A Slice on James Norman, Founder and CEO of Pilotly
In 1995 while still a teenager, James Norman became an entrepreneur. He sold car audio systems worldwide, which led him to study Electrical Engineering at the University of Michigan. While there, he dove deeper into the automotive space and began building cars. Since the majority of his clients were in L.A., he picked up and moved out to the west coast where he was introduced to the entertainment industry. Norman was building cars on the set of Fast and Furious when he began to take notice of the “complexities of creating content.”
After the 2008 recession hit, Norman was looking to change up his career and get out of the automotive industry. With his new insights into the entertainment industry, Norman founded Ubi Video for streaming content. He quickly realized he knew nothing about how to run a tech company. Norman called upon his college friend who was starting Dropbox at the time, who exposed him to Y Combinator. Through this program, he was able to build the company for five years before moving on to his next venture, GroupFlix, a subscription-based a la carte TV service. While doing market research, Norman realized there needed to be a change in how companies, especially content creators, conduct focus groups and receive customer feedback.
“People don’t want to be bothered while they’re in transit. They’re doing multiple things, they’re on social media while they’re walking. The whole dynamic of that approach [asking people to join a focus group] to getting feedback has changed. I wanted this to be online, more targeted, more cost-effective and streamlined. You can talk about doing these focus groups for 30 or 40 shows and start making hundreds of shows a year, you’ll have hundreds of days of focus groups. It’s not impossible to do it asynchronously, so that’s how Pilotly came to be. Today we work with pretty much any content creator you can think of.”
Norman has moved around quite a bit throughout his entrepreneurial journey, from Detroit to L.A., back to Detroit, and now Oakland where he’s been for the past seven years building Pilotly. His takeaways on Silicon Valley? “Silicon Valley favors the young. I may look young, but no, I’ve been around here for a while. They also do not favor media. So the combination of the challenges of raising money as a black founder, in the market that is based in a space where you’re a well-known commodity, it takes away the luster. It’s all about emotion at the earliest stages here, so first impressions are everything. You can show up as a somewhat unknown commodity but everybody thinks it’s hot at the time and you have something that’s interesting and could be really big. That’s the best thing you could be to come out here and raise money in the early stages.” When asked about the competition he faces being in the startup hub of the U.S., Norman simply put, “There is no competition. If you think there’s competition, then you’re in the fray. It’s white noise and you should probably leave. We’re not competing with anybody but ourselves.
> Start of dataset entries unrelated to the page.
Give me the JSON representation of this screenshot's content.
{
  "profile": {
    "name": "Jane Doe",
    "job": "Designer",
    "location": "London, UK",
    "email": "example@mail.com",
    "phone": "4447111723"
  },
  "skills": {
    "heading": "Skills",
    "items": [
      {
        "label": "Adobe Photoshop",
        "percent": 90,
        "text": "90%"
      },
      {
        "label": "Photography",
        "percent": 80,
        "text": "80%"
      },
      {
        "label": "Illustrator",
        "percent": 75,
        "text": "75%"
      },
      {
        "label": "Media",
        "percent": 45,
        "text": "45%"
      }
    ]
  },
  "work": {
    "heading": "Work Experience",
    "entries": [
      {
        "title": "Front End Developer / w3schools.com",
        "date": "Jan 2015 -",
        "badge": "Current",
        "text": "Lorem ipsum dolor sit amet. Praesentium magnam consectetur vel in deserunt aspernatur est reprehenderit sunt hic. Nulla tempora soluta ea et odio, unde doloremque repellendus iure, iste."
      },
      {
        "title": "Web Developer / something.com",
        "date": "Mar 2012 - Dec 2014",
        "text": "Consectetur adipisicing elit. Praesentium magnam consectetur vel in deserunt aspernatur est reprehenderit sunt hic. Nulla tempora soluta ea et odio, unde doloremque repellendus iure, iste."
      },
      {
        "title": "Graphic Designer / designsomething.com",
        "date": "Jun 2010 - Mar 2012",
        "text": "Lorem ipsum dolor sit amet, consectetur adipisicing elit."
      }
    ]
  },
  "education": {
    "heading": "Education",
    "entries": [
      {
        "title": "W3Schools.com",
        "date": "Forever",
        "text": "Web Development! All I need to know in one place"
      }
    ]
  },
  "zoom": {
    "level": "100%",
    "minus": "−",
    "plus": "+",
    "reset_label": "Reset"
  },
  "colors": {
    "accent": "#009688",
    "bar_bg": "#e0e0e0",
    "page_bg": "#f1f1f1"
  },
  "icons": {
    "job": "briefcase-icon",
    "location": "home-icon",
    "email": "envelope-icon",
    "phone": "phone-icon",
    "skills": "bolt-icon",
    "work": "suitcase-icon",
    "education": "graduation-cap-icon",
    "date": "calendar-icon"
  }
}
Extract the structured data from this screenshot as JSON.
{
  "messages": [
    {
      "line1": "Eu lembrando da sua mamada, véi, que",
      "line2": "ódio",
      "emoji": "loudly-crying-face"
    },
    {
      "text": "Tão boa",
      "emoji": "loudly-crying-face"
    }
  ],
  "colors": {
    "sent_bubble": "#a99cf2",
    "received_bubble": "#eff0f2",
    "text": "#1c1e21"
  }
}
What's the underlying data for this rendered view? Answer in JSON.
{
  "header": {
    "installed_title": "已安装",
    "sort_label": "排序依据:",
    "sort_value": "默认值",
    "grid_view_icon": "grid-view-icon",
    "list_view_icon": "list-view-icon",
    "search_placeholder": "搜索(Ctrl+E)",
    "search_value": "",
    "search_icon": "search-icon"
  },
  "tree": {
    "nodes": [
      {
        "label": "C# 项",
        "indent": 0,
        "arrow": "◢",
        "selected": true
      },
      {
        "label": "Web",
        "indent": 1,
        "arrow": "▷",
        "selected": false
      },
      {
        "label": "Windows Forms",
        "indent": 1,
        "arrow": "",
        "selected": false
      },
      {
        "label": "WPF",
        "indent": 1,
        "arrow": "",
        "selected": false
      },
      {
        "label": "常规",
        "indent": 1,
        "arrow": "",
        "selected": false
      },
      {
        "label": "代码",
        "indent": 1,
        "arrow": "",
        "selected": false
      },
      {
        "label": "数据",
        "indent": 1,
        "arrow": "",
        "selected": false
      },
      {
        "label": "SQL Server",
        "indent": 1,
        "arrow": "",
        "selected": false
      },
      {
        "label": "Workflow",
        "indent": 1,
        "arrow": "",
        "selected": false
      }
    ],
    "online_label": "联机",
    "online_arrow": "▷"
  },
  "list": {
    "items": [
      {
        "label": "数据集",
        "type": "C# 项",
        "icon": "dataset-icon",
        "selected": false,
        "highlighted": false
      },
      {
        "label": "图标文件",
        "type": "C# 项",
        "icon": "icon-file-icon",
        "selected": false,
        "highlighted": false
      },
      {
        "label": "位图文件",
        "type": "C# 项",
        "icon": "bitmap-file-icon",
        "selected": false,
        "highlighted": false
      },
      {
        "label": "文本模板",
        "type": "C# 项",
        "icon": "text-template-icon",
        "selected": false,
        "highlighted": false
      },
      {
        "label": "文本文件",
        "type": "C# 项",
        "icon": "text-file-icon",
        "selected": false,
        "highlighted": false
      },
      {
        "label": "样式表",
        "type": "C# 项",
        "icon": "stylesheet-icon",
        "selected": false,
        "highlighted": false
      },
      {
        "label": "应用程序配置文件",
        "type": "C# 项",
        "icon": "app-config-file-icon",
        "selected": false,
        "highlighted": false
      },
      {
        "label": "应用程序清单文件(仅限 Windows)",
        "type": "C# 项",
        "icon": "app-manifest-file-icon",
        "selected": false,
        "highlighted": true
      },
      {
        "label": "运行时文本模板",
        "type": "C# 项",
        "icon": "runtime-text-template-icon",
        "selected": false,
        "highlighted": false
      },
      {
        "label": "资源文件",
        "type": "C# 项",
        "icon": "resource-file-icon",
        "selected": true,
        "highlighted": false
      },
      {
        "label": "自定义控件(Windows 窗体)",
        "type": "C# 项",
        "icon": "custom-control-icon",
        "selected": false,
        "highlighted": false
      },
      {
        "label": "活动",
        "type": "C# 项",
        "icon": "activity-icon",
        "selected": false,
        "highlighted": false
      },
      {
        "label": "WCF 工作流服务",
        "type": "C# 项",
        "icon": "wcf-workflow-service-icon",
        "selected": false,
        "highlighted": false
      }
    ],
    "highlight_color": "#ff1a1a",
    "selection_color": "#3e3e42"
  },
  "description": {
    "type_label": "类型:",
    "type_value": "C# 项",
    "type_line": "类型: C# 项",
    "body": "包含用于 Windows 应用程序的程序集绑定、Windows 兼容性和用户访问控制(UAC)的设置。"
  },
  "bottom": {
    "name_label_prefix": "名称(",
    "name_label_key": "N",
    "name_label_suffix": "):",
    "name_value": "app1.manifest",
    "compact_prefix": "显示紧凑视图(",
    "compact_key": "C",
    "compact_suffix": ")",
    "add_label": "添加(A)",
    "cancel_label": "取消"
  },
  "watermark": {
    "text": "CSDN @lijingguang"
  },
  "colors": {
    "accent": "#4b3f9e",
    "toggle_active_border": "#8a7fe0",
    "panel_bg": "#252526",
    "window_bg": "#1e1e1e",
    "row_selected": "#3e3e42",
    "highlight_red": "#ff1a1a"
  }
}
The better we do, the better we perform.”
Though every entrepreneurial journey is filled with risks, Norman believes he’s “taking the biggest risks right now.” He has built Pilotly for the past seven years with some venture funding in the early years but has bootstrapped it for the past four years. The biggest risk that follows this is hiring people while they grow without “someone pouring in capital.” Other risks he has taken seem minor to him, even “flying across the country sleeping on air mattresses.”
To all young and aspiring entrepreneurs, Norman advises you to “know what you know, and know what you don’t know,” and “don’t become an expert.” He analogizes the latter piece of advice to the likes of Steve Jobs and Elon Musk, “People hype them up, but at the core, either that individual or a person with them was good at attracting other people to follow the vision. They can say whatever they want, but truthfully they’ve hired the people who know more than them. Elon Musk can’t land a rocket, he hired people to do that.”
Success to Norman is “superseding expectations of others and your own personal expectations.” Beyond that, “The next level is helping other people be successful. If I can enable others to be successful, then I’m successful. If you can’t enable others, then you’re just existing.” With these definitions, Norman believes he is already successful and looks to continue on this path. Besides Pilotly, Norman is Partner at Transparent Collective, a non-profit that helps underrepresented founders access resources they need to grow. His ultimate goal is to help others attain success through his work at Pilotly and Transparent Collective.
James Norman is a serial entrepreneur who built his first company at the age of 16, an aftermarket automotive e-commerce site called MJH Sound.com. Over the past 7 years in the media and entertainment industry, he has become a thought leader in over-the-top media and consumer video consumption behaviors. His latest venture is Pilotly, a consumer insights platform that enables content creators to get feedback from audiences at scale. Connect with Norman on LinkedIn.